The best part about The Lost Village is truly the 3D animation. Everything looks so smooth and flows seamlessly on screen. Action set pieces that deal with large color displays are where these aspects shine the most. The entire scene when the Smurfs meet the dragonflies are a joy to watch as each creature has been designed meticulously with unique color traits that set them out perfectly. Even the smurfs look great as a fan who watched them as a child many years ago. But sadly this is where it ends.
Whilst I enjoy the focus put on Smurfette’s character arc, I couldn’t help but feel that somewhere along the way the story’s meaning was lost.
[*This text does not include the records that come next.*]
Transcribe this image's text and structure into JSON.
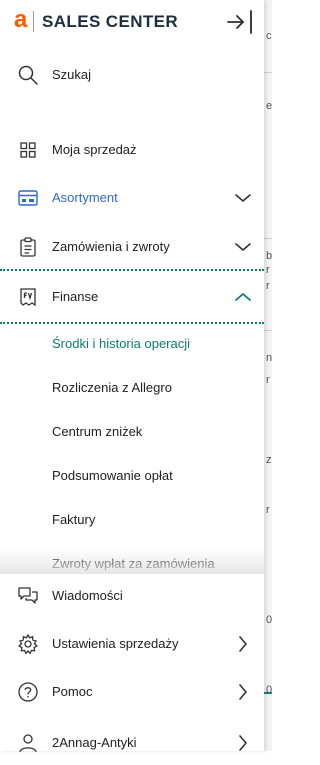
{
  "app": {
    "logo_letter": "a",
    "title": "SALES CENTER",
    "brand_color": "#ff5a00"
  },
  "nav": {
    "search": "Szukaj",
    "my_sales": "Moja sprzedaż",
    "assortment": "Asortyment",
    "orders": "Zamówienia i zwroty",
    "finance": "Finanse"
  },
  "finance_sub": {
    "items": [
      "Środki i historia operacji",
      "Rozliczenia z Allegro",
      "Centrum zniżek",
      "Podsumowanie opłat",
      "Faktury",
      "Zwroty wpłat za zamówienia"
    ]
  },
  "bottom_nav": {
    "messages": "Wiadomości",
    "settings": "Ustawienia sprzedaży",
    "help": "Pomoc",
    "account": "2Annag-Antyki"
  },
  "background_fragments": [
    "c",
    "e",
    "b",
    "r",
    "r",
    "n",
    "r",
    "z",
    "r",
    "0",
    "0"
  ],
  "colors": {
    "active_blue": "#2f6ac9",
    "finance_teal": "#0b7c70"
  }
}
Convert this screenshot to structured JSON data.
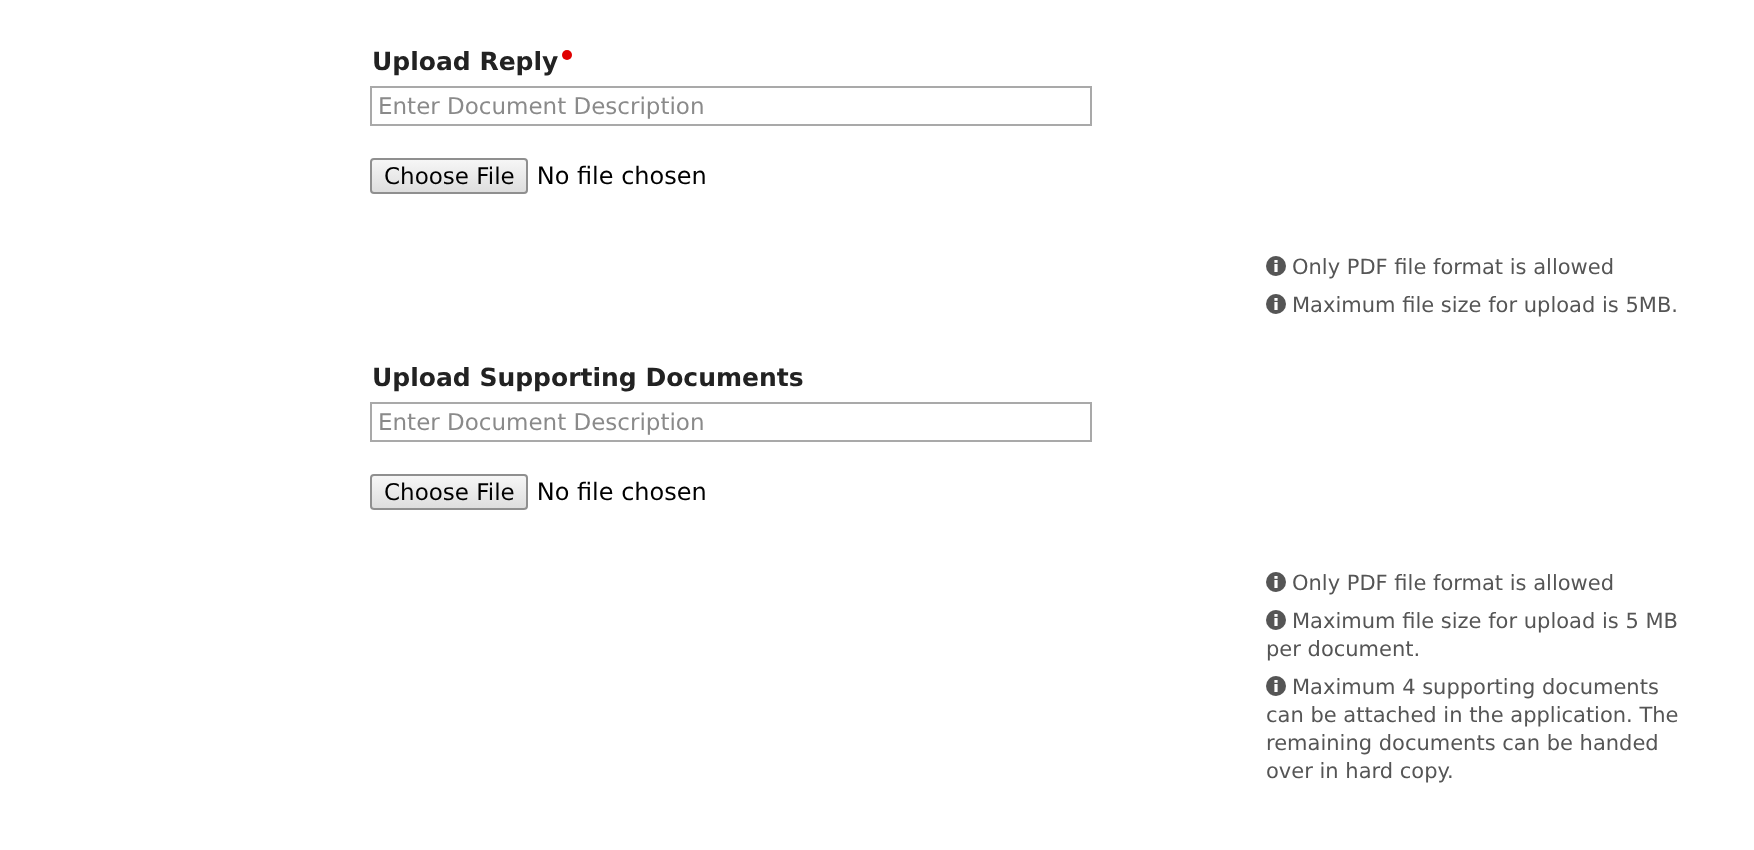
{
  "sections": [
    {
      "title": "Upload Reply",
      "required": true,
      "description": {
        "placeholder": "Enter Document Description"
      },
      "file_button": "Choose File",
      "file_status": "No file chosen",
      "notes": [
        "Only PDF file format is allowed",
        "Maximum file size for upload is 5MB."
      ]
    },
    {
      "title": "Upload Supporting Documents",
      "required": false,
      "description": {
        "placeholder": "Enter Document Description"
      },
      "file_button": "Choose File",
      "file_status": "No file chosen",
      "notes": [
        "Only PDF file format is allowed",
        "Maximum file size for upload is 5 MB per document.",
        "Maximum 4 supporting documents can be attached in the application. The remaining documents can be handed over in hard copy."
      ]
    }
  ]
}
What began as an interesting decision to tackle the discovery of who we are and what we’re meant to do, slowly shifted focus on basic storytelling. A lost village is discovered. Gargamel has plans to capture such village. Smurfette and her friends must stop him. And that’s pretty much it.
Not only do you know how it’s going to end but the journey along the way is far too unoriginal to be even remotely engaging. It reminds me of the new Power Rangers but where The Lost Village beats out on that particular mess is that it at least as interesting dynamics between its characters. The way Smurfette, Clumsy, Brainy and Hefty interact with each other is great as each can bounce off each other in different and hilarious ways. I only wish their relationships could mean more amongst a plot backdrop that doesn’t do justice to exploring who they are as characters.
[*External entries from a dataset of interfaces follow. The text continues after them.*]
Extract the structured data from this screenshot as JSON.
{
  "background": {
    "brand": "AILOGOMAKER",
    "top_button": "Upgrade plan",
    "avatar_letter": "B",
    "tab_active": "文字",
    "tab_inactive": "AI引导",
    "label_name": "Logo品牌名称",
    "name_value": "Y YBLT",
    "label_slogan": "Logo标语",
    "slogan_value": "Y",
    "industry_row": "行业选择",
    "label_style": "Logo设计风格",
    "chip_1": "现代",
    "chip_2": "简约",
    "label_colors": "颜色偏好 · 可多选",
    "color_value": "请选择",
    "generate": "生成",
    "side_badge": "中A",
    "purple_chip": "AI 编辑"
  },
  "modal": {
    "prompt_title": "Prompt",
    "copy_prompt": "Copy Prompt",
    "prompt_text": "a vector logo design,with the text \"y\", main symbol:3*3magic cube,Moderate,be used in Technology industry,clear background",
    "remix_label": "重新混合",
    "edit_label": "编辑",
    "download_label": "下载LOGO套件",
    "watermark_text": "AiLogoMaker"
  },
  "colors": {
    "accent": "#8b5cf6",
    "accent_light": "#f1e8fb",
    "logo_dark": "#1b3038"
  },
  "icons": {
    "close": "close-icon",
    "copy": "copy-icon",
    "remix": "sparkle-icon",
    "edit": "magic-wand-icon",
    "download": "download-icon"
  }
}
These are the reasons why we ultimately love children’s films because they’re not just children films but films. We can still get the same feeling when we watched The Lion King the first time compared to seeing it 20 years later. It’s why we’ll pay money again to see a live-action imagining of an animated film we loved so long ago (The Jungle Book, Beauty and The Beast). This is where The Lost Village is lacking and why it won’t be nowhere near those great films previously mentioned.
Parents, take your kids to see Lego Batman instead. They’ll be able to enjoy it more and you’ll also be able to enjoy it.